**What you should do:** From the first line to the last, restate the data word for word.

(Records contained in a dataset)
-----

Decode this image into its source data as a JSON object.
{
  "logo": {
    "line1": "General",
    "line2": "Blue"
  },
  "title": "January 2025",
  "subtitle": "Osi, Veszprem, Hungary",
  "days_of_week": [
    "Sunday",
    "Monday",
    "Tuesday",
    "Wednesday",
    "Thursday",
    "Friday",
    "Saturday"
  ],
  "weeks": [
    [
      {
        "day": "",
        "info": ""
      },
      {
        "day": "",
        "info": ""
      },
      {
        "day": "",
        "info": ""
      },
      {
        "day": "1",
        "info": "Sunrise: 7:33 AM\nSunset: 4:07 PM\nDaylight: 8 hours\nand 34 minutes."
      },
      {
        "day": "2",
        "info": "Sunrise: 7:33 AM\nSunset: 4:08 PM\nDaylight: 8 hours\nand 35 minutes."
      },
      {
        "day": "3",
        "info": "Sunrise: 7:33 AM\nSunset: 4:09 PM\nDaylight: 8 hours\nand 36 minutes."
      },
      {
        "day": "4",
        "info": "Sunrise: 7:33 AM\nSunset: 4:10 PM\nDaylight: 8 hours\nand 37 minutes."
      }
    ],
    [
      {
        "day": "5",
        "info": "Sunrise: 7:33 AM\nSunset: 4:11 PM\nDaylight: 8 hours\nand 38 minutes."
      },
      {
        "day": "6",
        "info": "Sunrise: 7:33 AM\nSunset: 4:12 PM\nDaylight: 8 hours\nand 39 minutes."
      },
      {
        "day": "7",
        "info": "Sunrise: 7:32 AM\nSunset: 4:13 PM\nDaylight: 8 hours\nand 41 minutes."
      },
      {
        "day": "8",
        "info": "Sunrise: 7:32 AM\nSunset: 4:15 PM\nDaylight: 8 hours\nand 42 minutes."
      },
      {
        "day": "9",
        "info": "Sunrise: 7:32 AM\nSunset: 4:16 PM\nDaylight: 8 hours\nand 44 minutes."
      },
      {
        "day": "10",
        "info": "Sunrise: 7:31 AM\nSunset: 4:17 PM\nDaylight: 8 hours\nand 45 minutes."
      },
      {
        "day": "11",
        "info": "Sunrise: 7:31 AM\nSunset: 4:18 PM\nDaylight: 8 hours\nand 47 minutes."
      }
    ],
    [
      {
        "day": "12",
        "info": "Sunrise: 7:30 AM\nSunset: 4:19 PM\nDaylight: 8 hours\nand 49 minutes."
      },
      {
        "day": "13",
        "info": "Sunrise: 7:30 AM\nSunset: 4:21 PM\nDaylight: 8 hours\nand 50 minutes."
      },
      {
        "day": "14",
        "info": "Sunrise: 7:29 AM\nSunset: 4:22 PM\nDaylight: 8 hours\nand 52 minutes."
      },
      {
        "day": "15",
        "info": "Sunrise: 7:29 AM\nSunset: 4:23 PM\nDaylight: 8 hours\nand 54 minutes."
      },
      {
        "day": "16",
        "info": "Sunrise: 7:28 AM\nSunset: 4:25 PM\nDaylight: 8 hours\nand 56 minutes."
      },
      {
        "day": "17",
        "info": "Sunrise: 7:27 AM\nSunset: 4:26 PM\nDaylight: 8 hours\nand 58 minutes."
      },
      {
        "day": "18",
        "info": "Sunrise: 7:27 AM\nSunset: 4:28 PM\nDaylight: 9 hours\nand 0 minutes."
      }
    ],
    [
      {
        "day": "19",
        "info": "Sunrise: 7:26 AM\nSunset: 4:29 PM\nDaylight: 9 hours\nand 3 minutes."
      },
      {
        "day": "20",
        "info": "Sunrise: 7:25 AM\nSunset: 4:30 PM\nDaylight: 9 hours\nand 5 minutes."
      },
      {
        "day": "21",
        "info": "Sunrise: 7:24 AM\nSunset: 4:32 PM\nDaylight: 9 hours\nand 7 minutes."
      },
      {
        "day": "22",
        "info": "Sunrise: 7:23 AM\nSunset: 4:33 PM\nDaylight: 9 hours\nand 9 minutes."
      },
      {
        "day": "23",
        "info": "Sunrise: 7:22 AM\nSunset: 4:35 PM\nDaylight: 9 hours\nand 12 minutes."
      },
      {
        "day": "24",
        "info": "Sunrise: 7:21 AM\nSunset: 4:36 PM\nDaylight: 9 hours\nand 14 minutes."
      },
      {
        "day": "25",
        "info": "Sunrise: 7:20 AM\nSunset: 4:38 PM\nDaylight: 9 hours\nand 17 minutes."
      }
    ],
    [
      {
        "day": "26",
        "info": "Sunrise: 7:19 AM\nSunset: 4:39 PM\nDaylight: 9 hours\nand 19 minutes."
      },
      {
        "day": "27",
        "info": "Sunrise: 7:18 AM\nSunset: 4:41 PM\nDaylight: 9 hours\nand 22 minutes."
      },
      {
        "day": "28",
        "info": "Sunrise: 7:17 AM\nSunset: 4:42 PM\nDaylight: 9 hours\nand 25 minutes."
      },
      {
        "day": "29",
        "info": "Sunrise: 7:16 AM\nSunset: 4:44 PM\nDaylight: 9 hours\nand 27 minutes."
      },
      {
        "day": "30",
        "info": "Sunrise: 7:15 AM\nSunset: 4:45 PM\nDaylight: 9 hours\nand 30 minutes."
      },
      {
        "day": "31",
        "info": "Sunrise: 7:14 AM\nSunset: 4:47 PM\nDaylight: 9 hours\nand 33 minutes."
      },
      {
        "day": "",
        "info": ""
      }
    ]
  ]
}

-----

**Exercise output:**
Decode this image into its source data as a JSON object.
{
  "logo": {
    "line1": "General",
    "line2": "Blue"
  },
  "title": "January 2025",
  "subtitle": "Osi, Veszprem, Hungary",
  "days_of_week": [
    "Sunday",
    "Monday",
    "Tuesday",
    "Wednesday",
    "Thursday",
    "Friday",
    "Saturday"
  ],
  "weeks": [
    [
      {
        "day": "",
        "info": ""
      },
      {
        "day": "",
        "info": ""
      },
      {
        "day": "",
        "info": ""
      },
      {
        "day": "1",
        "info": "Sunrise: 7:33 AM\nSunset: 4:07 PM\nDaylight: 8 hours\nand 34 minutes."
      },
      {
        "day": "2",
        "info": "Sunrise: 7:33 AM\nSunset: 4:08 PM\nDaylight: 8 hours\nand 35 minutes."
      },
      {
        "day": "3",
        "info": "Sunrise: 7:33 AM\nSunset: 4:09 PM\nDaylight: 8 hours\nand 36 minutes."
      },
      {
        "day": "4",
        "info": "Sunrise: 7:33 AM\nSunset: 4:10 PM\nDaylight: 8 hours\nand 37 minutes."
      }
    ],
    [
      {
        "day": "5",
        "info": "Sunrise: 7:33 AM\nSunset: 4:11 PM\nDaylight: 8 hours\nand 38 minutes."
      },
      {
        "day": "6",
        "info": "Sunrise: 7:33 AM\nSunset: 4:12 PM\nDaylight: 8 hours\nand 39 minutes."
      },
      {
        "day": "7",
        "info": "Sunrise: 7:32 AM\nSunset: 4:13 PM\nDaylight: 8 hours\nand 41 minutes."
      },
      {
        "day": "8",
        "info": "Sunrise: 7:32 AM\nSunset: 4:15 PM\nDaylight: 8 hours\nand 42 minutes."
      },
      {
        "day": "9",
        "info": "Sunrise: 7:32 AM\nSunset: 4:16 PM\nDaylight: 8 hours\nand 44 minutes."
      },
      {
        "day": "10",
        "info": "Sunrise: 7:31 AM\nSunset: 4:17 PM\nDaylight: 8 hours\nand 45 minutes."
      },
      {
        "day": "11",
        "info": "Sunrise: 7:31 AM\nSunset: 4:18 PM\nDaylight: 8 hours\nand 47 minutes."
      }
    ],
    [
      {
        "day": "12",
        "info": "Sunrise: 7:30 AM\nSunset: 4:19 PM\nDaylight: 8 hours\nand 49 minutes."
      },
      {
        "day": "13",
        "info": "Sunrise: 7:30 AM\nSunset: 4:21 PM\nDaylight: 8 hours\nand 50 minutes."
      },
      {
        "day": "14",
        "info": "Sunrise: 7:29 AM\nSunset: 4:22 PM\nDaylight: 8 hours\nand 52 minutes."
      },
      {
        "day": "15",
        "info": "Sunrise: 7:29 AM\nSunset: 4:23 PM\nDaylight: 8 hours\nand 54 minutes."
      },
      {
        "day": "16",
        "info": "Sunrise: 7:28 AM\nSunset: 4:25 PM\nDaylight: 8 hours\nand 56 minutes."
      },
      {
        "day": "17",
        "info": "Sunrise: 7:27 AM\nSunset: 4:26 PM\nDaylight: 8 hours\nand 58 minutes."
      },
      {
        "day": "18",
        "info": "Sunrise: 7:27 AM\nSunset: 4:28 PM\nDaylight: 9 hours\nand 0 minutes."
      }
    ],
    [
      {
        "day": "19",
        "info": "Sunrise: 7:26 AM\nSunset: 4:29 PM\nDaylight: 9 hours\nand 3 minutes."
      },
      {
        "day": "20",
        "info": "Sunrise: 7:25 AM\nSunset: 4:30 PM\nDaylight: 9 hours\nand 5 minutes."
      },
      {
        "day": "21",
        "info": "Sunrise: 7:24 AM\nSunset: 4:32 PM\nDaylight: 9 hours\nand 7 minutes."
      },
      {
        "day": "22",
        "info": "Sunrise: 7:23 AM\nSunset: 4:33 PM\nDaylight: 9 hours\nand 9 minutes."
      },
      {
        "day": "23",
        "info": "Sunrise: 7:22 AM\nSunset: 4:35 PM\nDaylight: 9 hours\nand 12 minutes."
      },
      {
        "day": "24",
        "info": "Sunrise: 7:21 AM\nSunset: 4:36 PM\nDaylight: 9 hours\nand 14 minutes."
      },
      {
        "day": "25",
        "info": "Sunrise: 7:20 AM\nSunset: 4:38 PM\nDaylight: 9 hours\nand 17 minutes."
      }
    ],
    [
      {
        "day": "26",
        "info": "Sunrise: 7:19 AM\nSunset: 4:39 PM\nDaylight: 9 hours\nand 19 minutes."
      },
      {
        "day": "27",
        "info": "Sunrise: 7:18 AM\nSunset: 4:41 PM\nDaylight: 9 hours\nand 22 minutes."
      },
      {
        "day": "28",
        "info": "Sunrise: 7:17 AM\nSunset: 4:42 PM\nDaylight: 9 hours\nand 25 minutes."
      },
      {
        "day": "29",
        "info": "Sunrise: 7:16 AM\nSunset: 4:44 PM\nDaylight: 9 hours\nand 27 minutes."
      },
      {
        "day": "30",
        "info": "Sunrise: 7:15 AM\nSunset: 4:45 PM\nDaylight: 9 hours\nand 30 minutes."
      },
      {
        "day": "31",
        "info": "Sunrise: 7:14 AM\nSunset: 4:47 PM\nDaylight: 9 hours\nand 33 minutes."
      },
      {
        "day": "",
        "info": ""
      }
    ]
  ]
}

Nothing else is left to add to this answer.